Deployed our first node!
Today we finished installing our first backbone node! It's running Sudo Mesh v0.1 Snow Crash, and will soon be linking up with two neighboring hacker houses. :-)
Here's Juul's reportback:
Pete and myself installed a Nanostation M5 on a 20 foot aluminum flagpole in West Oakland. The node is about 14 feet above the roof of a two-story building. The total cost of this install ran to about $145 including all materials.
Bill of Materials:
- One Nanostation M5 loco
- One 4 foot wood beam of 3.5" by 3.5"
- Three 5" by 1/4" bolts
- Three 5/8" washers for bolts (optional)
- Three 1/2" washers for bolts (optional)
- Two 5" hose clamps
- 30+ feet of outdoor shielded ethernet cable
- Two shielded/groundable ethernet plugs
- A bunch of zip ties
The optional washers make it easier to tighten and untighten the bolts (otherwise they dig into the wood).
- Nanostation from Amazon
- Flag pole from Harbor Freight
- Everything else from Home Depot
it's been nearly a year since we first started meeting - our tiny group. so much learning, so much progress!

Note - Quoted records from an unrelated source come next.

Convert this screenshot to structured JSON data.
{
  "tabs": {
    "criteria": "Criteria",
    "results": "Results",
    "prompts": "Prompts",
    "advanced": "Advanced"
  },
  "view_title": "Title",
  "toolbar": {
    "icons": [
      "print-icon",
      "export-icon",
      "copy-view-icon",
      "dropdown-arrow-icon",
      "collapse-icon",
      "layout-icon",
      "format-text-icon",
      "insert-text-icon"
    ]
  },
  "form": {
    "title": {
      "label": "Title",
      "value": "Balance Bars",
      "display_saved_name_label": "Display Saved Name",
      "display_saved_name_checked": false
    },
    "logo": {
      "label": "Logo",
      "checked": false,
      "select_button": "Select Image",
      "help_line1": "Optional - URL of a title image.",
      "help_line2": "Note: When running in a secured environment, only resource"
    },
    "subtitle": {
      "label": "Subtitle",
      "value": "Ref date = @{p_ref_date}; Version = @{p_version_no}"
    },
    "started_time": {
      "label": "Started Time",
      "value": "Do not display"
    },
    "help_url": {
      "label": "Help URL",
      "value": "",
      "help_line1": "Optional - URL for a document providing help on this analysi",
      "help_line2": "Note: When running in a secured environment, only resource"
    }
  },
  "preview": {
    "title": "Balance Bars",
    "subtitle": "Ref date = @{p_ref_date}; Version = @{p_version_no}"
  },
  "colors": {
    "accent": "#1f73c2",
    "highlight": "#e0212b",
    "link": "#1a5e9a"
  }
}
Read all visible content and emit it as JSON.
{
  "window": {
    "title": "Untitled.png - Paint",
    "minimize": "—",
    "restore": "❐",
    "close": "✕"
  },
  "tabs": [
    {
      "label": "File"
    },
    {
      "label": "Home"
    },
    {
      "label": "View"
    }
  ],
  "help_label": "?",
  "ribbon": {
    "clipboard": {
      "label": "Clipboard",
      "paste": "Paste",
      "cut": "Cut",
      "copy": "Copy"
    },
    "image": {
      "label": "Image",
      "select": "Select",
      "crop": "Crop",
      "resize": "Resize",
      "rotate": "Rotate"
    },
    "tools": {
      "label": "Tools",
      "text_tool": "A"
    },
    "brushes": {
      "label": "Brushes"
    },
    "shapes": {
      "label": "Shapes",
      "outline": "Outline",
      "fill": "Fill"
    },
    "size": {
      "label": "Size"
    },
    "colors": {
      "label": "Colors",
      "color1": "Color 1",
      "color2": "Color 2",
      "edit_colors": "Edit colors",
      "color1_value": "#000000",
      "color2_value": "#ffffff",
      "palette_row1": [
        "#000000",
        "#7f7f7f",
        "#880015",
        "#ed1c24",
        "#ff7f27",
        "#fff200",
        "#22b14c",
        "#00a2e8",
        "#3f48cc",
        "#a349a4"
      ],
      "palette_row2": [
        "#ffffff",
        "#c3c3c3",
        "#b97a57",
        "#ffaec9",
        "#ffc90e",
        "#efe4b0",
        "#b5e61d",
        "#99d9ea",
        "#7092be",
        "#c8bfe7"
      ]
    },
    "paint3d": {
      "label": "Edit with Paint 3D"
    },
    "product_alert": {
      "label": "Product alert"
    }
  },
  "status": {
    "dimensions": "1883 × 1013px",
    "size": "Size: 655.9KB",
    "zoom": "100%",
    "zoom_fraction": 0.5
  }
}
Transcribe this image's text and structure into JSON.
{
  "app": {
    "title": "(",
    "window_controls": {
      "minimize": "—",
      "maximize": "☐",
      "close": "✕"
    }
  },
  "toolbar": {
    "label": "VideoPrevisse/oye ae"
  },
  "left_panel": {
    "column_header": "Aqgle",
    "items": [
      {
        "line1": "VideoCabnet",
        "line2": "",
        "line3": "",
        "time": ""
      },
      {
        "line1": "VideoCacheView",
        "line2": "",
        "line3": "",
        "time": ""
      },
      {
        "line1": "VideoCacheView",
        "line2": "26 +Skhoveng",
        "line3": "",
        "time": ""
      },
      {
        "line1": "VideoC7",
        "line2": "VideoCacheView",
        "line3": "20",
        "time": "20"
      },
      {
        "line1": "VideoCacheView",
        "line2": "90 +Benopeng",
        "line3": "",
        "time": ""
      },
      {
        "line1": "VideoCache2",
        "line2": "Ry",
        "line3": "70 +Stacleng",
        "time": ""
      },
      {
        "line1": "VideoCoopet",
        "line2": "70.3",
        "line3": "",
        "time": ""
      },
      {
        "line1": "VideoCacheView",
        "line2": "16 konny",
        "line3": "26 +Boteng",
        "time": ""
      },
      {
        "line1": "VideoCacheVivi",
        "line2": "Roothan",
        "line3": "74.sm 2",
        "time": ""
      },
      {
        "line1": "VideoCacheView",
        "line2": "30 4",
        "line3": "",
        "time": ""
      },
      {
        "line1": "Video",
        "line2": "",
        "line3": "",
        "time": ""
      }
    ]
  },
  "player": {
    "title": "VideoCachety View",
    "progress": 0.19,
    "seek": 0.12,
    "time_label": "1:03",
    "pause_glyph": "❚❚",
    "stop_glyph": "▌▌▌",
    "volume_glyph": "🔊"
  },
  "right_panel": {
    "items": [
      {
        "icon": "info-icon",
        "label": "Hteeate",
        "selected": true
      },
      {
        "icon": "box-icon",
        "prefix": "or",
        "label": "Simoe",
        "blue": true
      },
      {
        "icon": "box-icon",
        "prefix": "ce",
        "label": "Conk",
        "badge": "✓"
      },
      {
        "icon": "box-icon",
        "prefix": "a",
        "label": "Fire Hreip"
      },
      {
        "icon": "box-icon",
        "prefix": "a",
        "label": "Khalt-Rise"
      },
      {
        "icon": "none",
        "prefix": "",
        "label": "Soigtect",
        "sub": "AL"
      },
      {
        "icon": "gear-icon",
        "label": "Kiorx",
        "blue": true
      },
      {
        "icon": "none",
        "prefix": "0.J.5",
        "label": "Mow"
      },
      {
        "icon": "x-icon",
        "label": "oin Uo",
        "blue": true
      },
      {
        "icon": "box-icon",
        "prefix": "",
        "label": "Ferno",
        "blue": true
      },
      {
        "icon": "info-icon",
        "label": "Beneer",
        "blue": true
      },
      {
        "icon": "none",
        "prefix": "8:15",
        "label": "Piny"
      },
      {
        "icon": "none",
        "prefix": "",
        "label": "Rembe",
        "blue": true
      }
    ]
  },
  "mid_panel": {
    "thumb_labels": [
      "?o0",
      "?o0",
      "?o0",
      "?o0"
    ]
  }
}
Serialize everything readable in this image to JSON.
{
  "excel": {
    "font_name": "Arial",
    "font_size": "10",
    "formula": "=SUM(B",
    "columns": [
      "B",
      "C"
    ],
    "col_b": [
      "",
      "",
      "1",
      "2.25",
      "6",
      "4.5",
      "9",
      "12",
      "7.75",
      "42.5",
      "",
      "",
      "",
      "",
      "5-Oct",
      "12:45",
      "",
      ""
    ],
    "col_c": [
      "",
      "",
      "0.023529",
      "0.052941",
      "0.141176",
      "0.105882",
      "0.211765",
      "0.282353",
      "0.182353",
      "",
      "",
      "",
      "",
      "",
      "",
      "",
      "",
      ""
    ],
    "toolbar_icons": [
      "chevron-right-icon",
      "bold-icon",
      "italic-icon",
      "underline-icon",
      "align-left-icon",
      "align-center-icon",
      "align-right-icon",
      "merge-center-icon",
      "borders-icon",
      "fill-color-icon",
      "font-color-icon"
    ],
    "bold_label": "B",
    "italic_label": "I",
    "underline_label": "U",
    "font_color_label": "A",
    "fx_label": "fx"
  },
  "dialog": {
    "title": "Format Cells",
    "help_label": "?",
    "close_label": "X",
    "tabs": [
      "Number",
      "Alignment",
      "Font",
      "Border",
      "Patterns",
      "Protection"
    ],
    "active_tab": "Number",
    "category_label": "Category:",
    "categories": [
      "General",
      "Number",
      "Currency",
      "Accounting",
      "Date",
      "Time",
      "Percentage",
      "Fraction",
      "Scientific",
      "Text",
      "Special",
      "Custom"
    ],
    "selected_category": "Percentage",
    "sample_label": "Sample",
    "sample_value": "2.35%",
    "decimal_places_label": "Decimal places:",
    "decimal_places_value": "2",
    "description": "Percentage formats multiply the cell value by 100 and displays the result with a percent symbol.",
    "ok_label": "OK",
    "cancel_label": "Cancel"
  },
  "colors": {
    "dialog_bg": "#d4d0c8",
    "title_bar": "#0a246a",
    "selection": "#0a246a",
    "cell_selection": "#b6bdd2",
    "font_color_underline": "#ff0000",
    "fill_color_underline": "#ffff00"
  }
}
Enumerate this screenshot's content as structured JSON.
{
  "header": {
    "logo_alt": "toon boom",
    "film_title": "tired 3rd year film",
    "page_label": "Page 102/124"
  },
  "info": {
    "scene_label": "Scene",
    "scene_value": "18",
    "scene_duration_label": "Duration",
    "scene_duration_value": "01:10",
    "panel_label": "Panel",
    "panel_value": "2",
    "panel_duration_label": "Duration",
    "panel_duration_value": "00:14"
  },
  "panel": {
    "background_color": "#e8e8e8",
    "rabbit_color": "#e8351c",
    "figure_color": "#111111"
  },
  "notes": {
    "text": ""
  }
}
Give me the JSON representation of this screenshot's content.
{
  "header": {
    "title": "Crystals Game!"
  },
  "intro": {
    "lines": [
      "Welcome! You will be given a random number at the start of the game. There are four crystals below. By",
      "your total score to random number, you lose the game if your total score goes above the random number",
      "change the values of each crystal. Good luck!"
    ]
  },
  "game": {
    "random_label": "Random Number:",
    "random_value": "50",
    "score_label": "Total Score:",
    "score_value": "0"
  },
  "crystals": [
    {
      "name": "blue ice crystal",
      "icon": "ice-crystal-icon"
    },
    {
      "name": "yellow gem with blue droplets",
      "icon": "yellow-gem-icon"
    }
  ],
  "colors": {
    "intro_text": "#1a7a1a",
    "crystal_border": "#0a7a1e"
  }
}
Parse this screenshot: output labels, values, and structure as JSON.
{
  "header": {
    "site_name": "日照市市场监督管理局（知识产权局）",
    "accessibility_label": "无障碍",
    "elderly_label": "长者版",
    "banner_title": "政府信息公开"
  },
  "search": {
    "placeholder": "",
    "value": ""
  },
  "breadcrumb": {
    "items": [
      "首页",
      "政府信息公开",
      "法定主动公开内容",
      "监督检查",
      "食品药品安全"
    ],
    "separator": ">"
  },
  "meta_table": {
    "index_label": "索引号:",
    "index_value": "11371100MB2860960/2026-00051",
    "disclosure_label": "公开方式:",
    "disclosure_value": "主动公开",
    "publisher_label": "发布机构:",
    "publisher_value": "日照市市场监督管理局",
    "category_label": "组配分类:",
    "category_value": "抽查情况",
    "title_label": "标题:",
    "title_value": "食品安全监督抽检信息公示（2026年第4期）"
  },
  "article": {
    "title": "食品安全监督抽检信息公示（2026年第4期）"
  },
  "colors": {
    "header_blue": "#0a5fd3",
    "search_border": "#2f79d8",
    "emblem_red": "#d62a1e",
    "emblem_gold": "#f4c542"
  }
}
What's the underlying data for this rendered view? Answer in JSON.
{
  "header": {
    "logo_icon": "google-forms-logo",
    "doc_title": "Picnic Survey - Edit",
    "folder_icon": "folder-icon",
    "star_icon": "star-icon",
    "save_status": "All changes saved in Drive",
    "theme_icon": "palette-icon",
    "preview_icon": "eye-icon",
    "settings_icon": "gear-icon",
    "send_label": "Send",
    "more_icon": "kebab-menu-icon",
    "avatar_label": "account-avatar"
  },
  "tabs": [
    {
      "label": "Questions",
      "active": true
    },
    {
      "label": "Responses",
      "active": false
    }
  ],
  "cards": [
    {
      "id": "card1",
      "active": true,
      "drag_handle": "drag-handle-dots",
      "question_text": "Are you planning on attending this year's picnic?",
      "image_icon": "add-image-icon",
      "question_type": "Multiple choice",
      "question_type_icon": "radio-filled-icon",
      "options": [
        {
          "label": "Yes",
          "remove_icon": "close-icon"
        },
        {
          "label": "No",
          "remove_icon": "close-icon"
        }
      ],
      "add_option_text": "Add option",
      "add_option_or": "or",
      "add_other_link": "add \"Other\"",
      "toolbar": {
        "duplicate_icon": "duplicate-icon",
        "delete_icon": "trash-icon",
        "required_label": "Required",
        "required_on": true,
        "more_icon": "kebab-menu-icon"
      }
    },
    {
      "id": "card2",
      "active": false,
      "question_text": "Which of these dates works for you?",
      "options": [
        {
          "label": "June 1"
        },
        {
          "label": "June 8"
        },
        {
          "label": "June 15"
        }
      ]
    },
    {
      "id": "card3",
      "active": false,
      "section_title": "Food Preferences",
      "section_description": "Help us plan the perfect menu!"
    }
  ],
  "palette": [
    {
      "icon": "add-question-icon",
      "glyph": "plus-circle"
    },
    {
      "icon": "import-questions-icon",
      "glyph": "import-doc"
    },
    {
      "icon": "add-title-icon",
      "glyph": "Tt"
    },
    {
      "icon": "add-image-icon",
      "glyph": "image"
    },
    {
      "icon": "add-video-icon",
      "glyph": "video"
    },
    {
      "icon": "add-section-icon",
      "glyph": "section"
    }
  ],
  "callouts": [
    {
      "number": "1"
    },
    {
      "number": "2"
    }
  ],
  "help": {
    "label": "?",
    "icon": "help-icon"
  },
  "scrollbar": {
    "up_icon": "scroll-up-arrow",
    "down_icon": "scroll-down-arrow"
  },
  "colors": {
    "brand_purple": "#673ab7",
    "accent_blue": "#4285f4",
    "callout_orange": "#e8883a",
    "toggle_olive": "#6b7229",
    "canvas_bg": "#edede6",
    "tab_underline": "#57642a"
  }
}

check out our code - namely forks of openwrt running batman-adv for routing and incorporating wlan-slovenia's tunneldigger for secure vpn connections, as well as an admin interface written in lua.